Selecting an Assessment Measure

To determine how well students in your program have accomplished the program’s learning outcomes you will need to measure their learning. There are a variety of techniques that can be used to capture student learning that occurs as a result of your program curriculum. To assist you in selecting a measure this brief overview includes a description of the major categories of measures, a few things to keep in mind when you are selecting an assessment measure and the properties of good measurement techniques.

Categories of Measures

Generally, assessment measures can be grouped into two categories: direct and indirect.

  • Direct Measures evaluate student work products in light of learning outcomes for the program. They provide direct evidence of student learning. A few examples of direct measures include:
    • Systematic evaluation of student work (e.g., rubric to evaluate: papers, creative work, portfolios, presentations)
    • Subsection or item scores that provide evidence about the learning outcome from a published, standardized test (e.g., GRE Subject Test, ETSMajor Field Test)
    • Item scores that provide evidence about the learning outcome from a locally developed test
  • Indirect Measures evaluate student perceptions of their learning and the educational environment that supports learning. These are often used in combination with direct measures, contributing to the interpretation of their results.

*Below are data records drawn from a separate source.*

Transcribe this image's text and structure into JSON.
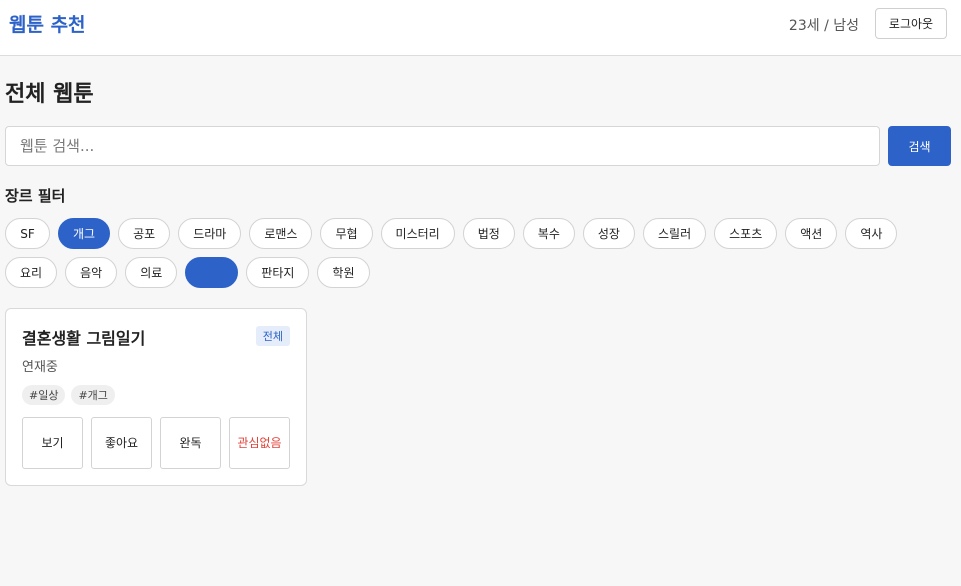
{
  "header": {
    "brand": "웹툰 추천",
    "user_info": "23세 / 남성",
    "logout_label": "로그아웃"
  },
  "main": {
    "title": "전체 웹툰",
    "search": {
      "placeholder": "웹툰 검색...",
      "value": "",
      "button_label": "검색"
    },
    "filter_title": "장르 필터",
    "genres": [
      {
        "label": "SF",
        "selected": false
      },
      {
        "label": "개그",
        "selected": true
      },
      {
        "label": "공포",
        "selected": false
      },
      {
        "label": "드라마",
        "selected": false
      },
      {
        "label": "로맨스",
        "selected": false
      },
      {
        "label": "무협",
        "selected": false
      },
      {
        "label": "미스터리",
        "selected": false
      },
      {
        "label": "법정",
        "selected": false
      },
      {
        "label": "복수",
        "selected": false
      },
      {
        "label": "성장",
        "selected": false
      },
      {
        "label": "스릴러",
        "selected": false
      },
      {
        "label": "스포츠",
        "selected": false
      },
      {
        "label": "액션",
        "selected": false
      },
      {
        "label": "역사",
        "selected": false
      },
      {
        "label": "요리",
        "selected": false
      },
      {
        "label": "음악",
        "selected": false
      },
      {
        "label": "의료",
        "selected": false
      },
      {
        "label": "",
        "selected": true
      },
      {
        "label": "판타지",
        "selected": false
      },
      {
        "label": "학원",
        "selected": false
      }
    ],
    "card": {
      "title": "결혼생활 그림일기",
      "badge": "전체",
      "status": "연재중",
      "tags": [
        "#일상",
        "#개그"
      ],
      "actions": {
        "view": "보기",
        "like": "좋아요",
        "done": "완독",
        "not_interested": "관심없음"
      }
    }
  },
  "colors": {
    "accent": "#2d62c8",
    "danger": "#e0433a",
    "badge_bg": "#e4edf9"
  }
}
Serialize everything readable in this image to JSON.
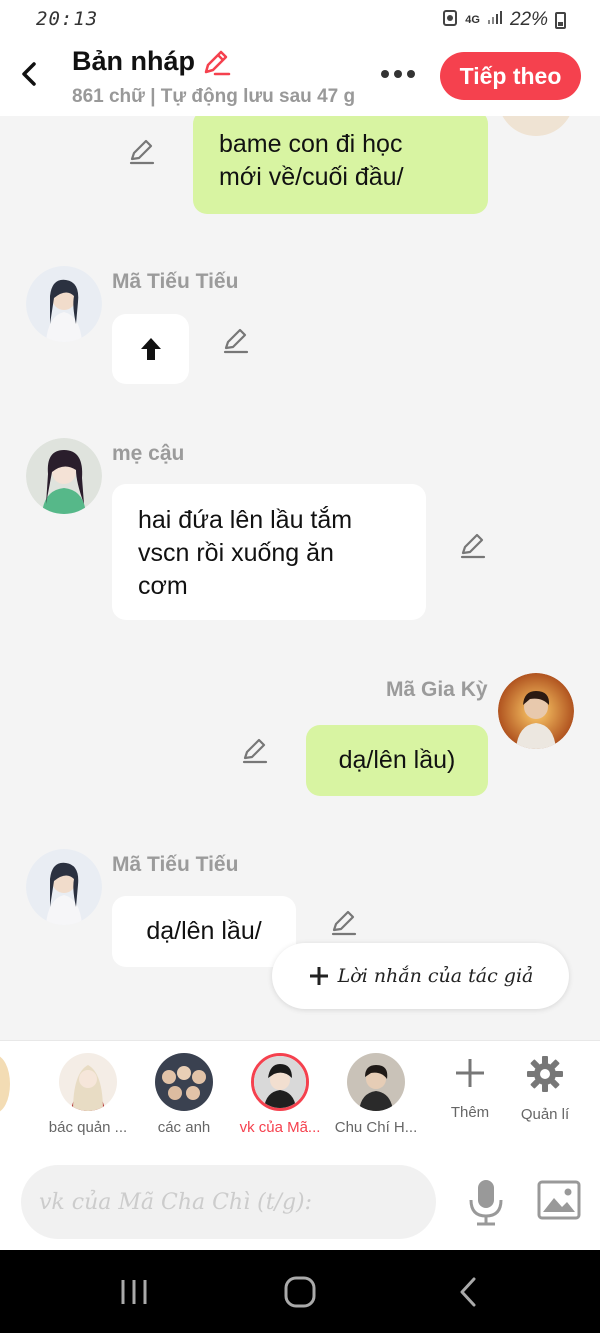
{
  "status": {
    "time": "20:13",
    "network": "4G",
    "battery": "22%"
  },
  "header": {
    "title": "Bản nháp",
    "subtitle": "861 chữ | Tự động lưu sau 47 g",
    "next_label": "Tiếp theo"
  },
  "messages": [
    {
      "side": "right",
      "sender": "",
      "text_lines": [
        "bame con đi học",
        "mới về/cuối đầu/"
      ]
    },
    {
      "side": "left",
      "sender": "Mã Tiếu Tiếu",
      "text": "⬆"
    },
    {
      "side": "left",
      "sender": "mẹ cậu",
      "text_lines": [
        "hai đứa lên lầu tắm",
        "vscn rồi xuống ăn",
        "cơm"
      ]
    },
    {
      "side": "right",
      "sender": "Mã Gia Kỳ",
      "text": "dạ/lên lầu)"
    },
    {
      "side": "left",
      "sender": "Mã Tiếu Tiếu",
      "text": "dạ/lên lầu/"
    }
  ],
  "note_button": {
    "label": "Lời nhắn của tác giả"
  },
  "characters": [
    {
      "label": "bác quản ...",
      "active": false
    },
    {
      "label": "các anh",
      "active": false
    },
    {
      "label": "vk của Mã...",
      "active": true
    },
    {
      "label": "Chu Chí H...",
      "active": false
    }
  ],
  "tools": {
    "add_label": "Thêm",
    "manage_label": "Quản lí"
  },
  "input": {
    "placeholder": "vk của Mã Cha Chì (t/g):"
  },
  "colors": {
    "accent": "#f5414e",
    "bubble_green": "#d8f4a2",
    "bubble_white": "#ffffff",
    "background": "#f4f4f4"
  }
}
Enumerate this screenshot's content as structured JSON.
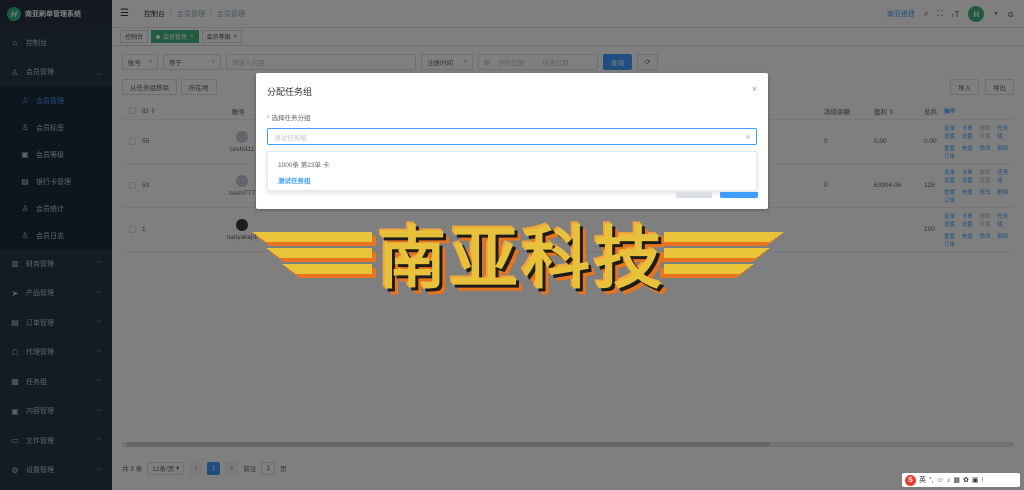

A few examples of indirect measures include:
    • Responses to selected items that provide evidence about the learning outcome on published surveys (e.g., NSSE, CIRP)
    • Responses to items that provide evidence about the learning outcome from locally developed surveys and interviews
    • Responses to items that provide evidence about the learning outcome on alumni surveys

 

Selecting a Measure

Here are a few things to keep in mind when selecting a measure for program assessment. 

  • The measure you select should capture student learning that occurs as a result of the program curriculum.
    • Measure at points in the curriculum after students have had opportunities to learn and practice the outcome. For example, using a rubric to measure oral presentation skills in the junior or senior year will give you a better indication of how well your program helps students achieve this outcome than if you were to measure in the freshman year.
  • Be sure that the outcome in question can be measured by the tool you choose.
    • Some measures of learning are not appropriate for program-level assessment because they will not tell you how well students achieved the outcome. For example, course grades are determined by a number of assignments and activities, making it impossible to tease out how well students accomplished a particular learning outcome. Other examples of measures that do not provide information about accomplishment of a particular learning outcome include overall test scores and satisfaction surveys.
  • Many measurement tools can be used for multiple levels of assessment; it’s really how you use them that makes the difference.
    • For example, a rubric can be used to grade an individual student’s performance or assess program learning outcomes. To assess the program’s student learning outcomes make sure that the rubric, or other measurement tool will give you scores that tell you about the program learning outcome, and aggregate those scores across students.

Properties of Good Measurement Techniques 

A good assessment technique is: 

Because: 

Reliable 


The measure provides consistent results, regardless of who uses it or when it is used. 

Valid 

It measures the learning outcome it is intended to measure. 

Actionable 


The results point reviewers toward challenges that need to be addressed and how to address them. 

Feasible and manageable 

The measure is efficient and cost effective in time and money 

Interesting and meaningful 

People care about the results and are willing to act on them. 

Converging 

Multiple lines of evidence point to the same conclusion 

For more examples of both direct and indirect measures, including potential strengths and weaknesses of each, please see: 

Allen, M. J. (2008, July). Strategies for direct and indirect assessment of student learning. Paper presented at the SACS-COC Summer Institute.


Recording of "Mapping & Measuring" Workshop Presentation from 3/15/2012 (Measuring portion of presentation begins at 18:15)